Runners like to complete what they’ve started, as it’s an untidy diary with a distance undone. That’s why 55 members of the San Diego running and triathlon communities met yesterday morning at Ski Beach along Mission Bay to complete a journey they began but couldn’t complete the previous week.
Last Sunday they’d gathered in a much larger number to metaphorically “Run to Boston” in memory of and support for those who lost their lives, limbs, and innocence at the Boston Marathon finish line bombings on April 15th. That gathering in San Diego was mirrored throughout the nation and in many places around the world, for such is the fierce community spirit of runners. But it is a long 3043 miles from Ski Beach to Boylston Street in Boston, and they had only posted 2270.
“Thanks for coming out,” began Mike Rouse as the crowd gathered round. “Our goal is to finish getting to Boston. We only got to Ohio last week, and we don’t want to stop there.”
While Rouse was the spokesman, Stephen Johnson and Mike Daly were the two who came up with the idea.
“We were trying to figure something different to do than just a regular run,” explained Stephen Johnson. “But Mike Daly came up with the idea of attaining the mileage.”
These runs weren’t simply metaphorical, donations were also being taken to assist those whose lives had been unalterably changed by the heinous act in Boston.
“There have been 14 amputations as a result of the Boston attack,” Mike Daly told the crowd. “We will offer our support to them as best we can. The Challenged Athletes Foundation has already flown 30 people to Boston to begin the process of helping the people who were injured, help both mentally and physically. ”
Local race promoter Kathy Loper came to Ski Beach with newly printed “Boston Strong” on the back of two of her event shirts, the San Dieguito Half Marathon and the End of Summer Run. She passed out the shirts to any who wanted one, only asking that a donation be made to either the Challenged Athletes Foundation or the One Fund Boston.
“The early estimate of expenses that it will take to redo homes and cars, and buy prosthetics for each person who lost a limb is $220,000,” she explained. “One Fund Boston has already raised $26 million. This tragedy really united us, even more than 9-11.”
“I’ve qualified for Boston several times, but never run it,” said Justin Wolfe, who came to Ski Beach with his wife Laura and their seven-month old son Wyatt. “But I think it is really important that the numbers indicate a greater emphasis on being present at Boston next year, a show that resolve never changes in the running community. When bad things happen, the running community steps forward as an example of community to others.”

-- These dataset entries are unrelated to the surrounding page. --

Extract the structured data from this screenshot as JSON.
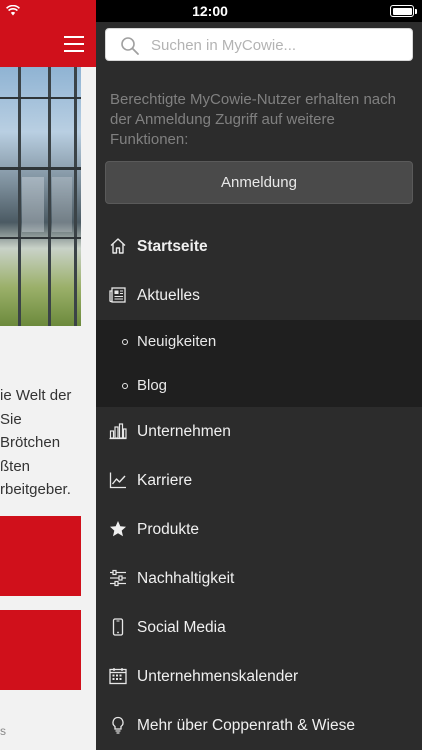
{
  "status_bar": {
    "time": "12:00"
  },
  "background_app": {
    "text_lines": [
      "ie Welt der",
      "Sie",
      "Brötchen",
      "ßten",
      "rbeitgeber."
    ],
    "footer_text": "s"
  },
  "search": {
    "placeholder": "Suchen in MyCowie..."
  },
  "notice": "Berechtigte MyCowie-Nutzer erhalten nach der Anmeldung Zugriff auf weitere Funktionen:",
  "login_button": "Anmeldung",
  "menu": {
    "items": [
      {
        "label": "Startseite",
        "icon": "home-icon",
        "active": true
      },
      {
        "label": "Aktuelles",
        "icon": "newspaper-icon"
      },
      {
        "label": "Unternehmen",
        "icon": "building-icon"
      },
      {
        "label": "Karriere",
        "icon": "chart-icon"
      },
      {
        "label": "Produkte",
        "icon": "star-icon"
      },
      {
        "label": "Nachhaltigkeit",
        "icon": "sliders-icon"
      },
      {
        "label": "Social Media",
        "icon": "phone-icon"
      },
      {
        "label": "Unternehmenskalender",
        "icon": "calendar-icon"
      },
      {
        "label": "Mehr über Coppenrath & Wiese",
        "icon": "lightbulb-icon"
      }
    ],
    "sub_items": [
      {
        "label": "Neuigkeiten"
      },
      {
        "label": "Blog"
      }
    ]
  },
  "colors": {
    "brand_red": "#d0101b",
    "drawer_bg": "#2c2c2c",
    "submenu_bg": "#1f1f1f"
  }
}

As the group took off on their 10 mile run, I was left to walk around Ski Beach waiting to record the mileage as the runners drifted back. As I walked I came upon one of the city’s Park and Rec workers cleaning the area in anticipation of the sun-worshipers and picnickers who would arrive after the morning marine layer had burned off around 10:30 – 11 a.m.
“Are you with the running crowd,” he asked as I waved hello.
“Yes, but I can only walk now. They are running for the Boston bombing victims.”
“I know. They were out here last week, too. It’s just sad that it takes an event like that to bring us together. Unity only seems to come in difficult times when it should be there all the time.”
The soft lapping waves kissed the shore as the morning marine layer enveloped the bay. A few resolute dog walkers made their way along the wide green lawns, but this early in the morning the only sound along the bay was the steady footfalls of the runners echoed by the rapid murmur of well-trained, emotion-filled hearts. Slowly, after an hour the runners began returning in twos and threes, each filling out a mileage form to add to the total, and write comments to “our friends in Boston.”
“Boston stay strong,” read one. “Runners all over the country have your back.”
“I’ll be back,” said another.
“Stay the course,” wrote a third.
In all, the runners amassed an additional 534.36 miles along the bay. Mike Rouse figured that the additional 28 members of the San Diego Track Club who were competing in the La Jolla Half Marathon up the coast would have joined in for the Ski Beach run, so he counted their 366.8 miles as well, to bring the day’s grand total to 911.16 miles. That made the two week “Run to Boston” total 3181.16 miles, enough not just to get to Boston, but to get back on the Mass Turnpike and make it to the New York state border.
The New York City Marathon may be larger, London richer and Chicago and Berlin faster, but there remains only one Boston in the marathon world. That sanctity was defiled April 15th by two young men who took the easy path to infamy. The resolve that defines the running community throughout the world refused to let that act be the final word on Boston 2013. They’ve been answering back ever since, and will continue to do so until April 21, 2014.
Runners like to finish what they start. But only 17,580 marathoners finished Boston this year before the bombs went off on Boylston Street. In last year’s high heat 21,554 came across the line, and in 2011, assisted by cool tailwinds, 23,879 completed their task. Yesterday in San Diego one community’s journey was metaphorically completed, but the spirit that began the “Run to Boston” has a long way to go. You can join the effort by ordering a “Boston Strong” tee shirt at KathyLoperEvents.com. Just make sure to contribute to the One Fund Boston or the Challenged Athletes Foundation (CAF). The finish line beckons, but the road will always go on.